After school, Chagall studied art and saved money to go to Paris, an exciting place for artists at that time. He loved Paris, but longed forVitebsk, the village of his childhood, so it is not surprising that his paintings draw on images of Russia, Paris and his Judaism. Sometimes in his paintings there is a strange dreamlike space: Chagall built up his pictures from his dreams, imagination and memories (his inner world) and what he saw around him (the outer world). He spent four years in Paris, and then went to Berlin. From there he went back to Russia. The 1st World War had broken out and his fiance, Bella Rosenfeld, was waiting for him. They married in 1915. In his paintings she always seems to defy gravity, she floats or flies above the ground, or the sky opens up, and she walks on air above their hometown. Chagall was unable to leave Russia due to the outbreak of the Revolution.
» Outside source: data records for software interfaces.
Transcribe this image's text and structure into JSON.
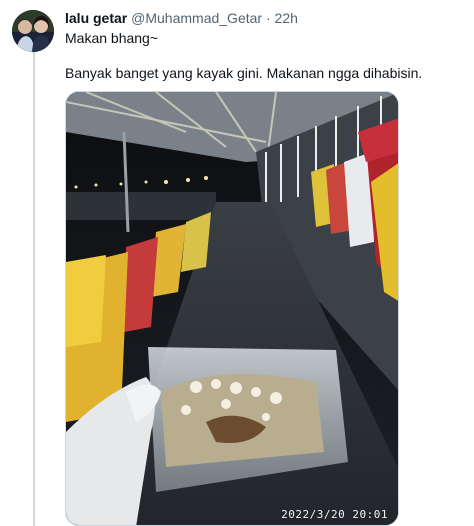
{
  "tweet": {
    "display_name": "lalu getar",
    "handle": "@Muhammad_Getar",
    "separator": "·",
    "time": "22h",
    "text_line1": "Makan bhang~",
    "text_line2": "Banyak banget yang kayak gini. Makanan ngga dihabisin.",
    "avatar_icon": "profile-photo",
    "thread_line_color": "#cfd9de"
  },
  "photo": {
    "timestamp": "2022/3/20  20:01",
    "subject": "stadium-seats-with-food-container"
  }
}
Chagall and Bella had a daughter, Ida. He struggled to support his family as an artist because the new Russian government dictated how artists should paint. Chagall had his own ideas and refused to paint as he was told to – hence he left Russia again for Paris. There, Chagall again painted from memory: his people, his animals, and the houses of Vitebsk, but he also loved painting scenes from the Bible, the Eiffel Tower, Notre Dame and flowers and circus animals that he saw in Paris. His paintings are a visual narrative. It was suggested to the young artists that they draw a visual story of their own lives.
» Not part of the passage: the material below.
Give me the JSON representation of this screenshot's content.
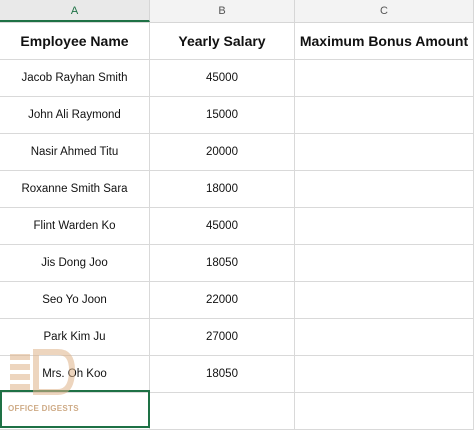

Chagall often paints the figure of the wandering Jew, who like himself, lives in exile. France was unsafe because of the 2nd World War looming, and Chagall and his family left for New York in 1941; they arrived the day before the German troops marched into Russia and destroyed Vitebsk. In America, three years later, Bella became ill and died. He turned his paintings around to face the wall; for some time he couldn’t paint; his love, and the person who inspired him, had died.

Some of his paintings seem surreal: clocks have wings, fish hold bunches of flowers, roosters have a human head, humans have a goat head; the magic of the circus ring, where fantasy is reality, where people walk on tightropes for a living, achieving the impossible, where trapeze artists do amazing tricks, people talk to animals, and animals perform for people – sometimes these images don’t make sense. Sometimes his world is not logical but symbolic, metaphors for things that mean something else. Some of the student’s work is inspired by this approach.

After the war, Chagall returned once again to France, and moved to the countryside. In 1950 he married Valentina Brodsky, who was also originally from Russia. Once again the light, the colours, and the smell of the flowers around him inspired him. He was to die in 1985 aged 98 – a prolific artist, famous worldwide for his paintings, ceramics, lithographs, etchings and stained glass windows.


Reference: Marc Chagall The Light of Origins written by Helene Smuts, Standard Bank Gallery Johannesburg

With thanks to Colin Murray and the teachers of Massada College and Victor Ades Memorial Kindergarten: Sue Brock, Jane Cohen, Mary Curnow, Joyce Hassan, Wendy Medley, Mike Woolford, Terry Aizen, Gail Di Lernia, Robyn Draper & Irina Sverdlov for helping to motivate and stimulate the young artists, allowing them to express their individuality and creativity. And the children for making beautiful visual stories of their lives and memories. Also thanks to Allen Bolaffi for sponsoring the materials for the art workshops, and for coming up with the concept initially.